Task requirements
Set down the data that follows, exactly and completely.

Material for the task
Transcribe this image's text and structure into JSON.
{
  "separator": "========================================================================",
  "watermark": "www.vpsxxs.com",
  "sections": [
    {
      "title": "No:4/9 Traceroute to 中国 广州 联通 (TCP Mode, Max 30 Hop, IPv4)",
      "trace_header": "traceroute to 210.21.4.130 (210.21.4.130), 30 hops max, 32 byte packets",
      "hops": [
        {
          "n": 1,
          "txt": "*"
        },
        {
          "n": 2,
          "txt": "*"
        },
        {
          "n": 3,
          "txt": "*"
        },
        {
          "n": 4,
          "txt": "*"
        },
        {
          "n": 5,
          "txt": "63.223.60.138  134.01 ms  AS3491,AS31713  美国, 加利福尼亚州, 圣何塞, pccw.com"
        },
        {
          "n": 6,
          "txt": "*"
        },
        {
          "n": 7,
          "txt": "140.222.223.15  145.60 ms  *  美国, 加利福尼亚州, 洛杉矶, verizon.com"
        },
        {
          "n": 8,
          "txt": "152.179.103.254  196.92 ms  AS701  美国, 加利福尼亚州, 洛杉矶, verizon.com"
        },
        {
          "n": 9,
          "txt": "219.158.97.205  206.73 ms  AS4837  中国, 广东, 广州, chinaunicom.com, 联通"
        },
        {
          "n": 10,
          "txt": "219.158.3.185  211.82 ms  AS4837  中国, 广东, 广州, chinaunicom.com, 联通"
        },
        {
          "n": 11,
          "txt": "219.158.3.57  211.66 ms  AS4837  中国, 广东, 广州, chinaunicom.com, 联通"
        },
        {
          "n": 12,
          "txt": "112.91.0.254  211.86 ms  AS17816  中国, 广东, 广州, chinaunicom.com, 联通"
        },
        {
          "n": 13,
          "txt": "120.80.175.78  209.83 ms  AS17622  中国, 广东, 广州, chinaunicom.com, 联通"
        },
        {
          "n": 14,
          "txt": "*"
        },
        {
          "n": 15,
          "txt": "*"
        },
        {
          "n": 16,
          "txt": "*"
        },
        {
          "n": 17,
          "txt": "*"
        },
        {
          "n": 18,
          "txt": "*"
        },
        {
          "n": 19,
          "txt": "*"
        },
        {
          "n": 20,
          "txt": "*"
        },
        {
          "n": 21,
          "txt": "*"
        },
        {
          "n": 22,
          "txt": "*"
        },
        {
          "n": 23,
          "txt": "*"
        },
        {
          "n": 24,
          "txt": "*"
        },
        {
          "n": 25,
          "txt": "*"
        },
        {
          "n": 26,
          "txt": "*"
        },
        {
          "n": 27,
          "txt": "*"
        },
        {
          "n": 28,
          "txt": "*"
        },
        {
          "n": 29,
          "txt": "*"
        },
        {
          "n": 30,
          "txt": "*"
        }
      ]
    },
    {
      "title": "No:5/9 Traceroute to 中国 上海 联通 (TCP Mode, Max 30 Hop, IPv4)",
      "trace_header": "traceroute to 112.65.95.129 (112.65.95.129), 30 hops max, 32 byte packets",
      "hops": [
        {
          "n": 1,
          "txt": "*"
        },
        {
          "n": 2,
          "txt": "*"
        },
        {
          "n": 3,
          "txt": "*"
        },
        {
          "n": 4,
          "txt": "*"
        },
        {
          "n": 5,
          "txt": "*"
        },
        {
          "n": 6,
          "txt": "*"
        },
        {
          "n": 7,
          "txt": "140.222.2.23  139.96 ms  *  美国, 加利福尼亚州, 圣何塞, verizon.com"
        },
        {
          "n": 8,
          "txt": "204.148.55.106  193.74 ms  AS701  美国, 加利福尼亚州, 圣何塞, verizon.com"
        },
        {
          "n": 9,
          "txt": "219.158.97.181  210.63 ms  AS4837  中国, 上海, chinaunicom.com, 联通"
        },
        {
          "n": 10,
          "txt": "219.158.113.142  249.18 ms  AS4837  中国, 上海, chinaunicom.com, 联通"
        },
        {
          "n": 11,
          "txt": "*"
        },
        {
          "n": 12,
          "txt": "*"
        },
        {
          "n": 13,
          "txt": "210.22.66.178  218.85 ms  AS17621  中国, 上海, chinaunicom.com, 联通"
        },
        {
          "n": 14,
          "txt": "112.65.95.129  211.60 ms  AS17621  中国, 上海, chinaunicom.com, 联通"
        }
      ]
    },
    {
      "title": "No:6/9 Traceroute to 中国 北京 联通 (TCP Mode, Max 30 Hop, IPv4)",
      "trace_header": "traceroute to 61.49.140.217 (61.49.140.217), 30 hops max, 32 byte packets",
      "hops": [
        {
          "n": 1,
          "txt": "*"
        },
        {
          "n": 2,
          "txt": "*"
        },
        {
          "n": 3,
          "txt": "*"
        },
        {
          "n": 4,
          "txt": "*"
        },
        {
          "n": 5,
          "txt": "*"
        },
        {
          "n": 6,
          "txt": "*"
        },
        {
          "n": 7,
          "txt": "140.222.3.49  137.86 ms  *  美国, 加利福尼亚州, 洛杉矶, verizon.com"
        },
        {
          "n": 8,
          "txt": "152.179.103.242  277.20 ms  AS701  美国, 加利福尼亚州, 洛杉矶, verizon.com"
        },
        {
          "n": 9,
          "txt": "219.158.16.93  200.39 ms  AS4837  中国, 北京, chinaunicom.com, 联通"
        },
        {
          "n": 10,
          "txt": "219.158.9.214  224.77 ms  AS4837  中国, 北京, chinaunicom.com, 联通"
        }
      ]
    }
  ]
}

Solution to the problem
Transcribe this image's text and structure into JSON.
{
  "separator": "========================================================================",
  "watermark": "www.vpsxxs.com",
  "sections": [
    {
      "title": "No:4/9 Traceroute to 中国 广州 联通 (TCP Mode, Max 30 Hop, IPv4)",
      "trace_header": "traceroute to 210.21.4.130 (210.21.4.130), 30 hops max, 32 byte packets",
      "hops": [
        {
          "n": 1,
          "txt": "*"
        },
        {
          "n": 2,
          "txt": "*"
        },
        {
          "n": 3,
          "txt": "*"
        },
        {
          "n": 4,
          "txt": "*"
        },
        {
          "n": 5,
          "txt": "63.223.60.138  134.01 ms  AS3491,AS31713  美国, 加利福尼亚州, 圣何塞, pccw.com"
        },
        {
          "n": 6,
          "txt": "*"
        },
        {
          "n": 7,
          "txt": "140.222.223.15  145.60 ms  *  美国, 加利福尼亚州, 洛杉矶, verizon.com"
        },
        {
          "n": 8,
          "txt": "152.179.103.254  196.92 ms  AS701  美国, 加利福尼亚州, 洛杉矶, verizon.com"
        },
        {
          "n": 9,
          "txt": "219.158.97.205  206.73 ms  AS4837  中国, 广东, 广州, chinaunicom.com, 联通"
        },
        {
          "n": 10,
          "txt": "219.158.3.185  211.82 ms  AS4837  中国, 广东, 广州, chinaunicom.com, 联通"
        },
        {
          "n": 11,
          "txt": "219.158.3.57  211.66 ms  AS4837  中国, 广东, 广州, chinaunicom.com, 联通"
        },
        {
          "n": 12,
          "txt": "112.91.0.254  211.86 ms  AS17816  中国, 广东, 广州, chinaunicom.com, 联通"
        },
        {
          "n": 13,
          "txt": "120.80.175.78  209.83 ms  AS17622  中国, 广东, 广州, chinaunicom.com, 联通"
        },
        {
          "n": 14,
          "txt": "*"
        },
        {
          "n": 15,
          "txt": "*"
        },
        {
          "n": 16,
          "txt": "*"
        },
        {
          "n": 17,
          "txt": "*"
        },
        {
          "n": 18,
          "txt": "*"
        },
        {
          "n": 19,
          "txt": "*"
        },
        {
          "n": 20,
          "txt": "*"
        },
        {
          "n": 21,
          "txt": "*"
        },
        {
          "n": 22,
          "txt": "*"
        },
        {
          "n": 23,
          "txt": "*"
        },
        {
          "n": 24,
          "txt": "*"
        },
        {
          "n": 25,
          "txt": "*"
        },
        {
          "n": 26,
          "txt": "*"
        },
        {
          "n": 27,
          "txt": "*"
        },
        {
          "n": 28,
          "txt": "*"
        },
        {
          "n": 29,
          "txt": "*"
        },
        {
          "n": 30,
          "txt": "*"
        }
      ]
    },
    {
      "title": "No:5/9 Traceroute to 中国 上海 联通 (TCP Mode, Max 30 Hop, IPv4)",
      "trace_header": "traceroute to 112.65.95.129 (112.65.95.129), 30 hops max, 32 byte packets",
      "hops": [
        {
          "n": 1,
          "txt": "*"
        },
        {
          "n": 2,
          "txt": "*"
        },
        {
          "n": 3,
          "txt": "*"
        },
        {
          "n": 4,
          "txt": "*"
        },
        {
          "n": 5,
          "txt": "*"
        },
        {
          "n": 6,
          "txt": "*"
        },
        {
          "n": 7,
          "txt": "140.222.2.23  139.96 ms  *  美国, 加利福尼亚州, 圣何塞, verizon.com"
        },
        {
          "n": 8,
          "txt": "204.148.55.106  193.74 ms  AS701  美国, 加利福尼亚州, 圣何塞, verizon.com"
        },
        {
          "n": 9,
          "txt": "219.158.97.181  210.63 ms  AS4837  中国, 上海, chinaunicom.com, 联通"
        },
        {
          "n": 10,
          "txt": "219.158.113.142  249.18 ms  AS4837  中国, 上海, chinaunicom.com, 联通"
        },
        {
          "n": 11,
          "txt": "*"
        },
        {
          "n": 12,
          "txt": "*"
        },
        {
          "n": 13,
          "txt": "210.22.66.178  218.85 ms  AS17621  中国, 上海, chinaunicom.com, 联通"
        },
        {
          "n": 14,
          "txt": "112.65.95.129  211.60 ms  AS17621  中国, 上海, chinaunicom.com, 联通"
        }
      ]
    },
    {
      "title": "No:6/9 Traceroute to 中国 北京 联通 (TCP Mode, Max 30 Hop, IPv4)",
      "trace_header": "traceroute to 61.49.140.217 (61.49.140.217), 30 hops max, 32 byte packets",
      "hops": [
        {
          "n": 1,
          "txt": "*"
        },
        {
          "n": 2,
          "txt": "*"
        },
        {
          "n": 3,
          "txt": "*"
        },
        {
          "n": 4,
          "txt": "*"
        },
        {
          "n": 5,
          "txt": "*"
        },
        {
          "n": 6,
          "txt": "*"
        },
        {
          "n": 7,
          "txt": "140.222.3.49  137.86 ms  *  美国, 加利福尼亚州, 洛杉矶, verizon.com"
        },
        {
          "n": 8,
          "txt": "152.179.103.242  277.20 ms  AS701  美国, 加利福尼亚州, 洛杉矶, verizon.com"
        },
        {
          "n": 9,
          "txt": "219.158.16.93  200.39 ms  AS4837  中国, 北京, chinaunicom.com, 联通"
        },
        {
          "n": 10,
          "txt": "219.158.9.214  224.77 ms  AS4837  中国, 北京, chinaunicom.com, 联通"
        }
      ]
    }
  ]
}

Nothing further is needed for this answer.